Return the listing in full, word for word.

(ENTRIES SUPPLIED Opens)

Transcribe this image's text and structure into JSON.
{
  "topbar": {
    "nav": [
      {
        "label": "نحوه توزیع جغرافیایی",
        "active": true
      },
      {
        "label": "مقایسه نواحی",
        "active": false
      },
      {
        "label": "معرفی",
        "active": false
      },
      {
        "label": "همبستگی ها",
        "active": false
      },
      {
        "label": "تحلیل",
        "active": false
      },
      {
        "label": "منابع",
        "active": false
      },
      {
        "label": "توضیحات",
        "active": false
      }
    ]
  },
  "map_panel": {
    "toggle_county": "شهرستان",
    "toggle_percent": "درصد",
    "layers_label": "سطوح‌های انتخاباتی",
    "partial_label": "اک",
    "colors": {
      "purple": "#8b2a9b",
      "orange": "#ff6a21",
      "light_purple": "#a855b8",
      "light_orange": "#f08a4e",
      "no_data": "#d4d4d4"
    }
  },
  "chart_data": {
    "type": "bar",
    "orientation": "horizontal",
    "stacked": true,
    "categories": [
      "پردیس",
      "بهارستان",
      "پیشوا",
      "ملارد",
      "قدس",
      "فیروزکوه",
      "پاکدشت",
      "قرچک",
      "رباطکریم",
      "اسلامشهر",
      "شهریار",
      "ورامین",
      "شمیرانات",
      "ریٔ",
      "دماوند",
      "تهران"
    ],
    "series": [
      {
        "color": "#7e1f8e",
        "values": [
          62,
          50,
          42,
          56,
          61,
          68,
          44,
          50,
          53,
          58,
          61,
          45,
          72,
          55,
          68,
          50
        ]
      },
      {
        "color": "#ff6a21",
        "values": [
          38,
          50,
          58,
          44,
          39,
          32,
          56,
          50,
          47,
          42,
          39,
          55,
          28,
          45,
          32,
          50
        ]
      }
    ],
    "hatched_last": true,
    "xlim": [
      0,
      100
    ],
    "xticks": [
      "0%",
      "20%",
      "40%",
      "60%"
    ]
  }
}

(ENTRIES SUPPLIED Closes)

# RESPONSE BOX
Transcribe this image's text and structure into JSON.
{
  "topbar": {
    "nav": [
      {
        "label": "نحوه توزیع جغرافیایی",
        "active": true
      },
      {
        "label": "مقایسه نواحی",
        "active": false
      },
      {
        "label": "معرفی",
        "active": false
      },
      {
        "label": "همبستگی ها",
        "active": false
      },
      {
        "label": "تحلیل",
        "active": false
      },
      {
        "label": "منابع",
        "active": false
      },
      {
        "label": "توضیحات",
        "active": false
      }
    ]
  },
  "map_panel": {
    "toggle_county": "شهرستان",
    "toggle_percent": "درصد",
    "layers_label": "سطوح‌های انتخاباتی",
    "partial_label": "اک",
    "colors": {
      "purple": "#8b2a9b",
      "orange": "#ff6a21",
      "light_purple": "#a855b8",
      "light_orange": "#f08a4e",
      "no_data": "#d4d4d4"
    }
  },
  "chart_data": {
    "type": "bar",
    "orientation": "horizontal",
    "stacked": true,
    "categories": [
      "پردیس",
      "بهارستان",
      "پیشوا",
      "ملارد",
      "قدس",
      "فیروزکوه",
      "پاکدشت",
      "قرچک",
      "رباطکریم",
      "اسلامشهر",
      "شهریار",
      "ورامین",
      "شمیرانات",
      "ریٔ",
      "دماوند",
      "تهران"
    ],
    "series": [
      {
        "color": "#7e1f8e",
        "values": [
          62,
          50,
          42,
          56,
          61,
          68,
          44,
          50,
          53,
          58,
          61,
          45,
          72,
          55,
          68,
          50
        ]
      },
      {
        "color": "#ff6a21",
        "values": [
          38,
          50,
          58,
          44,
          39,
          32,
          56,
          50,
          47,
          42,
          39,
          55,
          28,
          45,
          32,
          50
        ]
      }
    ],
    "hatched_last": true,
    "xlim": [
      0,
      100
    ],
    "xticks": [
      "0%",
      "20%",
      "40%",
      "60%"
    ]
  }
}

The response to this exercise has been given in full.